_Data for the task:_

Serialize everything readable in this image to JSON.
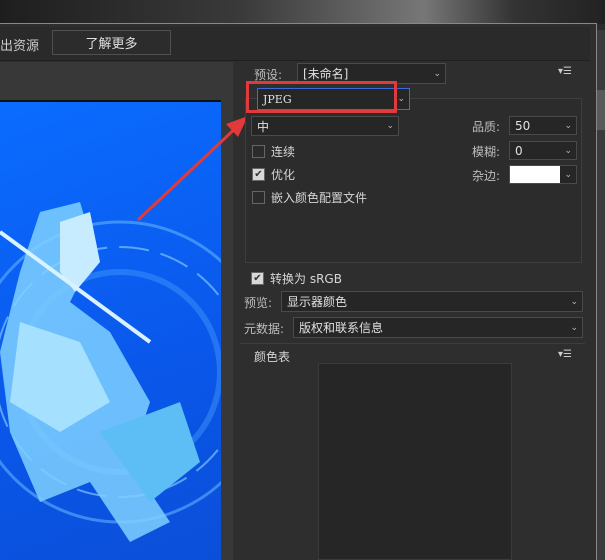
{
  "toolbar": {
    "partial_label": "出资源",
    "learn_more": "了解更多"
  },
  "settings": {
    "preset_label": "预设:",
    "preset_value": "[未命名]",
    "format": "JPEG",
    "quality_level": "中",
    "quality_label": "品质:",
    "quality_value": "50",
    "blur_label": "模糊:",
    "blur_value": "0",
    "matte_label": "杂边:",
    "matte_color": "#ffffff",
    "progressive": {
      "label": "连续",
      "checked": false
    },
    "optimized": {
      "label": "优化",
      "checked": true
    },
    "embed_profile": {
      "label": "嵌入颜色配置文件",
      "checked": false
    },
    "convert_srgb": {
      "label": "转换为 sRGB",
      "checked": true
    },
    "preview_label": "预览:",
    "preview_value": "显示器颜色",
    "metadata_label": "元数据:",
    "metadata_value": "版权和联系信息",
    "color_table_label": "颜色表"
  },
  "colors": {
    "highlight": "#e03a3a",
    "preview_bg": "#0a62f5"
  }
}
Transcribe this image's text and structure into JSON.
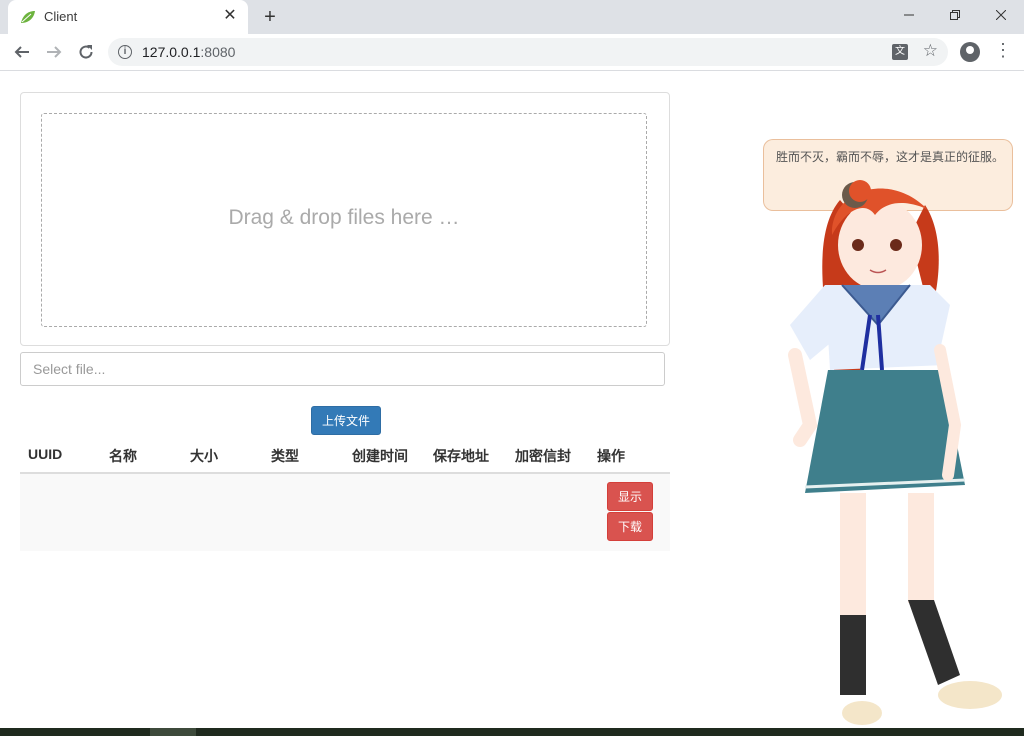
{
  "browser": {
    "tab_title": "Client",
    "url_host": "127.0.0.1",
    "url_port": ":8080",
    "new_tab": "+",
    "close": "✕",
    "icons": [
      "leaf-icon",
      "close-icon",
      "plus-icon",
      "minimize-icon",
      "maximize-icon",
      "window-close-icon",
      "back-icon",
      "forward-icon",
      "reload-icon",
      "info-icon",
      "translate-icon",
      "star-icon",
      "profile-icon",
      "menu-icon"
    ]
  },
  "upload": {
    "drop_text": "Drag & drop files here …",
    "select_placeholder": "Select file...",
    "upload_label": "上传文件"
  },
  "table": {
    "headers": [
      "UUID",
      "名称",
      "大小",
      "类型",
      "创建时间",
      "保存地址",
      "加密信封",
      "操作"
    ],
    "rows": [
      {
        "show_label": "显示",
        "download_label": "下载"
      }
    ]
  },
  "mascot": {
    "speech": "胜而不灭，霸而不辱，这才是真正的征服。"
  },
  "colors": {
    "primary": "#337ab7",
    "danger": "#d9534f",
    "chrome": "#dee1e6"
  }
}
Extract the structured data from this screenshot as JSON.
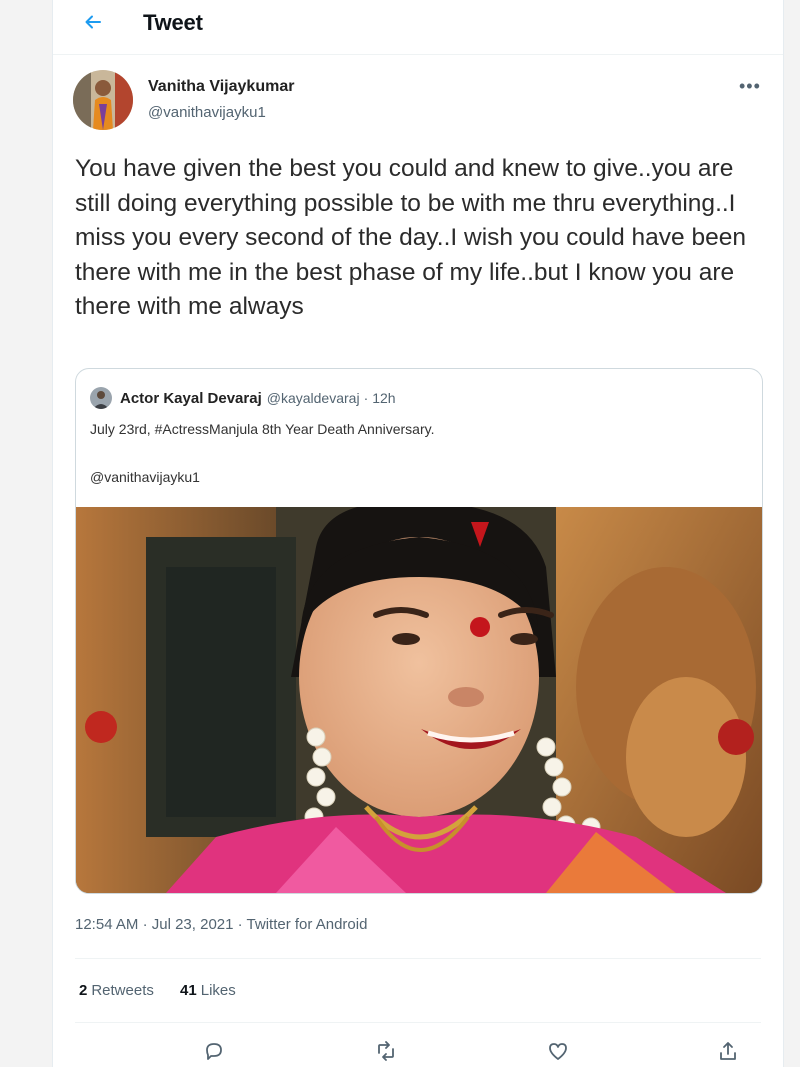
{
  "header": {
    "title": "Tweet",
    "back_icon": "arrow-left-icon",
    "accent_color": "#1d9bf0"
  },
  "tweet": {
    "author": {
      "name": "Vanitha Vijaykumar",
      "handle": "@vanithavijayku1",
      "avatar_icon": "profile-photo"
    },
    "more_icon": "more-horizontal-icon",
    "text": "You have given the best you could and knew to give..you are still doing everything possible to be with me thru everything..I miss you every second of the day..I wish you could have been there with me in the best phase of my life..but I know you are there with me always",
    "quoted": {
      "name": "Actor Kayal Devaraj",
      "handle": "@kayaldevaraj",
      "separator": "·",
      "time": "12h",
      "line1": "July 23rd, #ActressManjula 8th Year Death Anniversary.",
      "line2": "@vanithavijayku1",
      "photo": "portrait-photo"
    },
    "meta": {
      "time": "12:54 AM",
      "separator": "·",
      "date": "Jul 23, 2021",
      "source": "Twitter for Android"
    },
    "stats": {
      "retweets_count": "2",
      "retweets_label": "Retweets",
      "likes_count": "41",
      "likes_label": "Likes"
    },
    "actions": [
      "reply-icon",
      "retweet-icon",
      "like-icon",
      "share-icon"
    ]
  },
  "colors": {
    "text_primary": "#0f1419",
    "text_secondary": "#536471",
    "border": "#cfd9de"
  }
}
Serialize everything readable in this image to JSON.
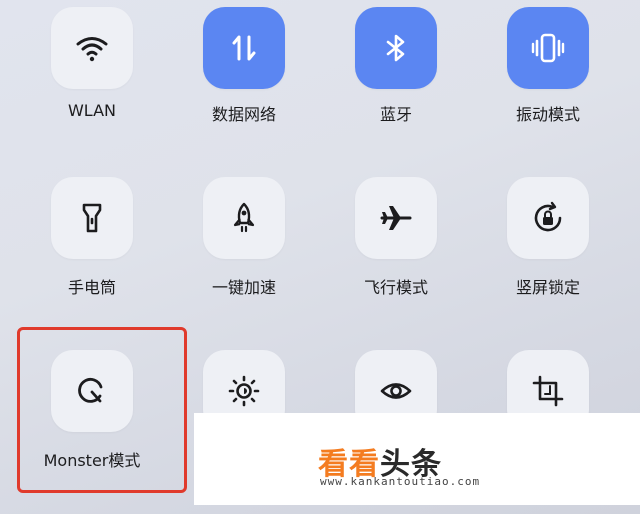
{
  "tiles": [
    {
      "label": "WLAN",
      "icon": "wifi-icon",
      "active": false
    },
    {
      "label": "数据网络",
      "icon": "data-network-icon",
      "active": true
    },
    {
      "label": "蓝牙",
      "icon": "bluetooth-icon",
      "active": true
    },
    {
      "label": "振动模式",
      "icon": "vibrate-icon",
      "active": true
    },
    {
      "label": "手电筒",
      "icon": "flashlight-icon",
      "active": false
    },
    {
      "label": "一键加速",
      "icon": "rocket-icon",
      "active": false
    },
    {
      "label": "飞行模式",
      "icon": "airplane-icon",
      "active": false
    },
    {
      "label": "竖屏锁定",
      "icon": "rotation-lock-icon",
      "active": false
    },
    {
      "label": "Monster模式",
      "icon": "monster-mode-icon",
      "active": false
    },
    {
      "label": "",
      "icon": "brightness-icon",
      "active": false
    },
    {
      "label": "",
      "icon": "eye-icon",
      "active": false
    },
    {
      "label": "",
      "icon": "screenshot-crop-icon",
      "active": false
    }
  ],
  "colors": {
    "active_tile": "#5b86f2",
    "inactive_tile": "#eef0f5",
    "highlight": "#e03a2c",
    "watermark_accent": "#f47c20"
  },
  "watermark": {
    "part1": "看看",
    "part2": "头条",
    "url": "www.kankantoutiao.com"
  }
}
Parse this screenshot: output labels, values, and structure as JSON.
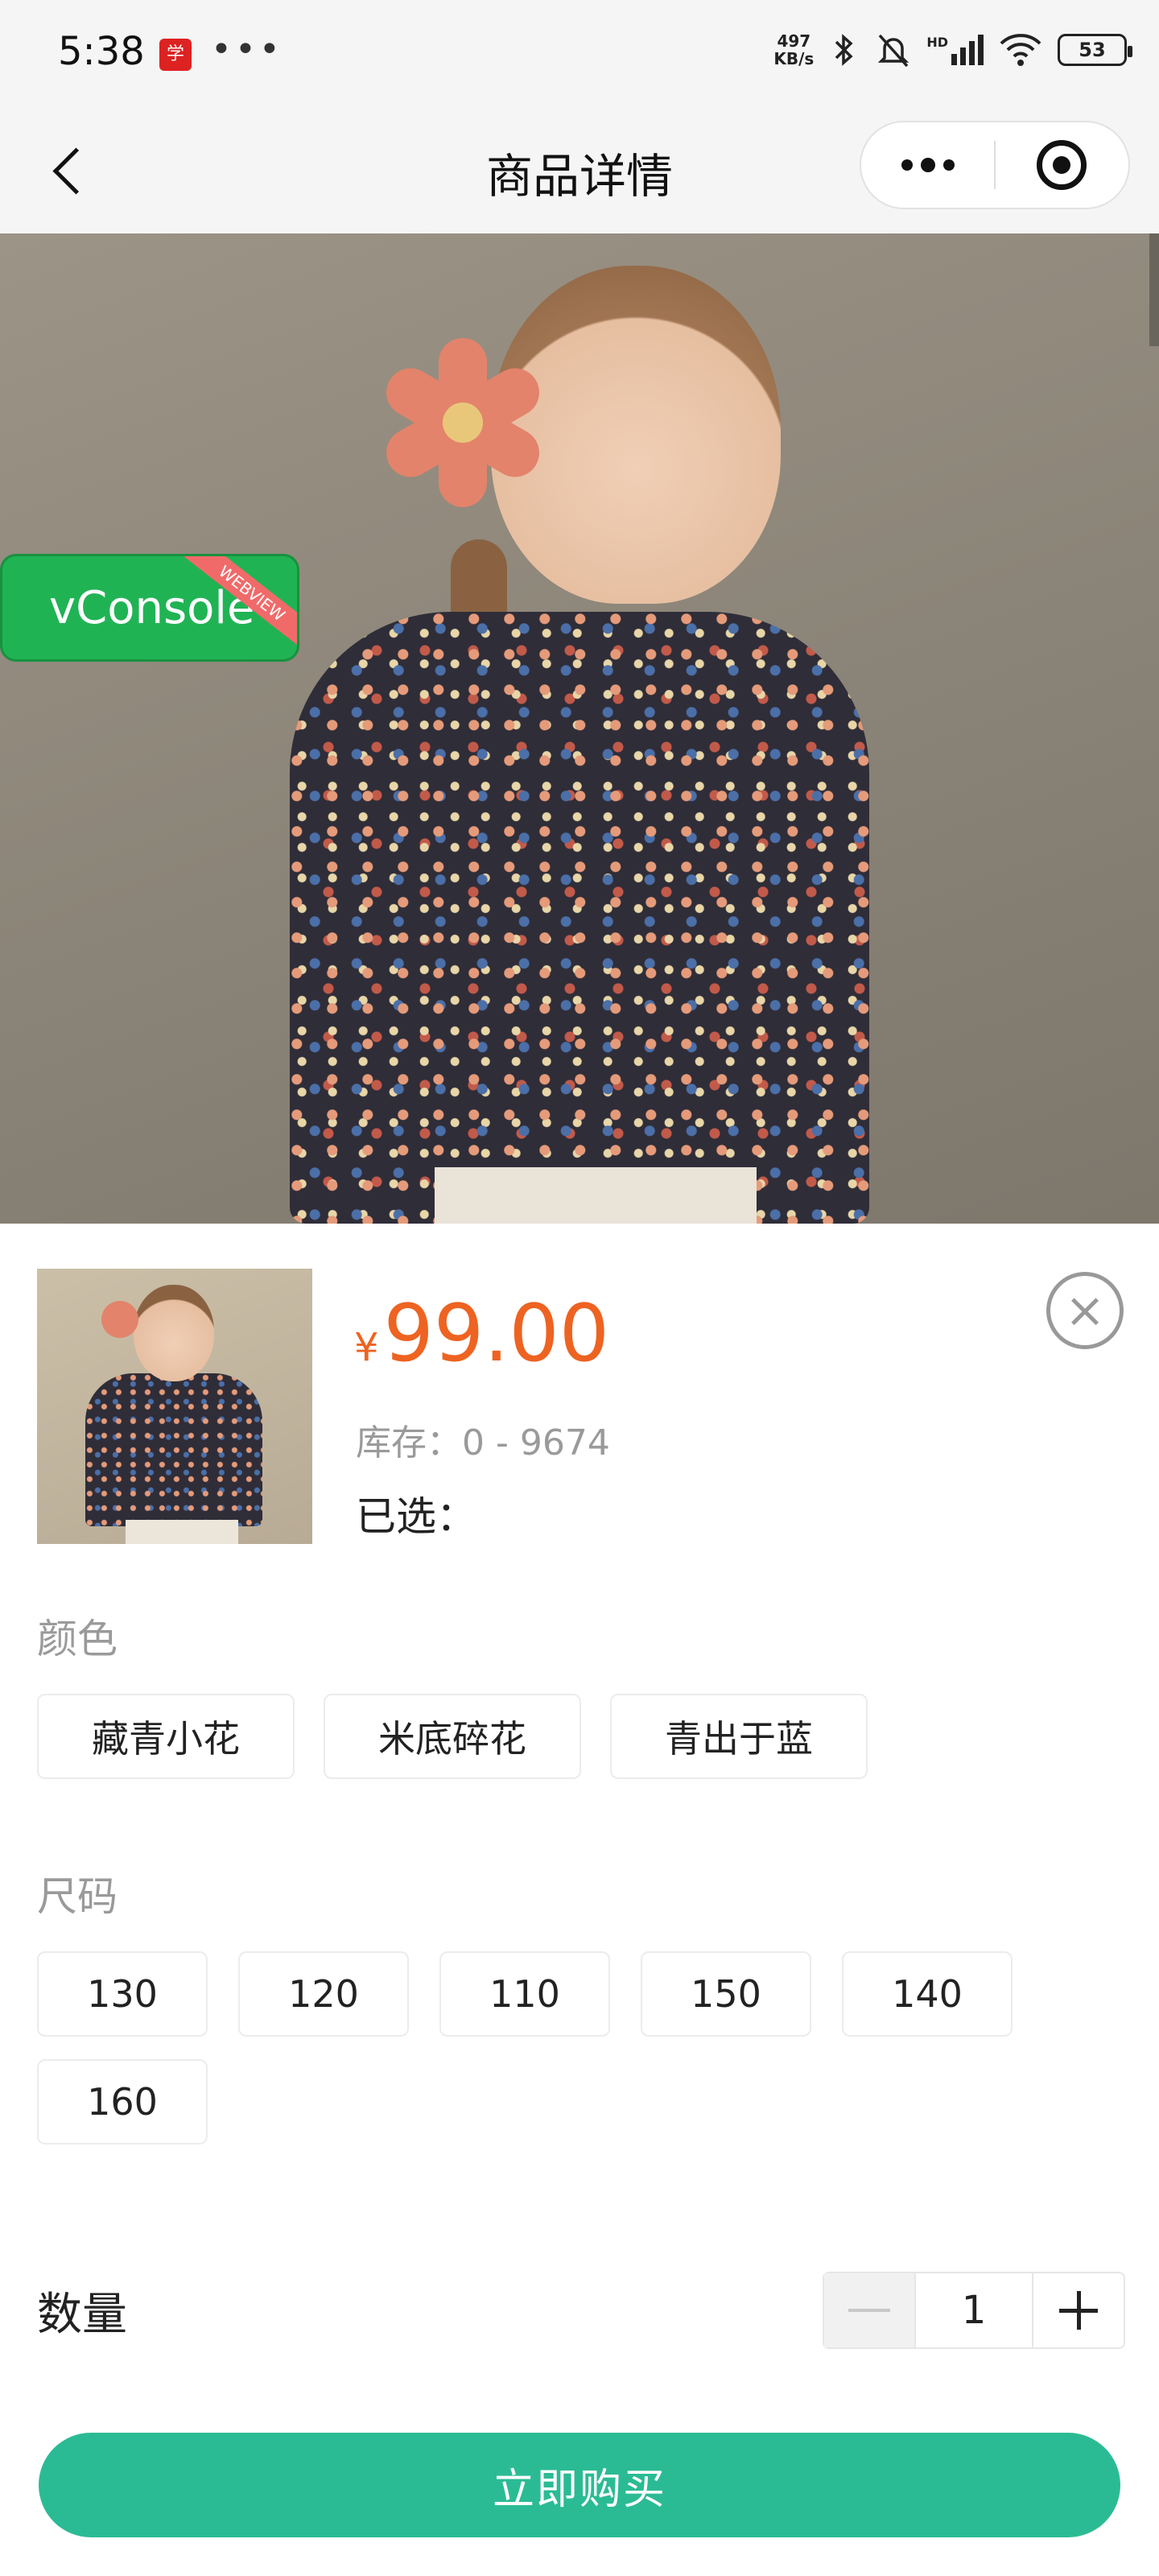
{
  "status_bar": {
    "time": "5:38",
    "app_icon_text": "学",
    "more": "•••",
    "net_speed_value": "497",
    "net_speed_unit": "KB/s",
    "signal_label": "HD",
    "battery": "53"
  },
  "nav": {
    "title": "商品详情"
  },
  "vconsole": {
    "label": "vConsole",
    "ribbon": "WEBVIEW"
  },
  "product": {
    "currency": "¥",
    "price": "99.00",
    "stock": "库存：0 - 9674",
    "selected": "已选："
  },
  "color": {
    "label": "颜色",
    "options": [
      "藏青小花",
      "米底碎花",
      "青出于蓝"
    ]
  },
  "size": {
    "label": "尺码",
    "options": [
      "130",
      "120",
      "110",
      "150",
      "140",
      "160"
    ]
  },
  "quantity": {
    "label": "数量",
    "value": "1"
  },
  "buy_button": "立即购买",
  "colors": {
    "price": "#ee6321",
    "buy_button": "#2bbb94",
    "vconsole": "#20b354"
  },
  "icons": {
    "back": "back-arrow-icon",
    "more": "more-dots-icon",
    "close_app": "target-icon",
    "close_sheet": "close-icon",
    "minus": "minus-icon",
    "plus": "plus-icon"
  }
}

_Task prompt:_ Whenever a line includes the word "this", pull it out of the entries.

_Response below:_
Serialize everything readable in this image to JSON.
Transcribe this image's text and structure into JSON.
Extract the structured data from this screenshot as JSON.
Serialize everything readable in this image to JSON.
Parse this screenshot: output labels, values, and structure as JSON.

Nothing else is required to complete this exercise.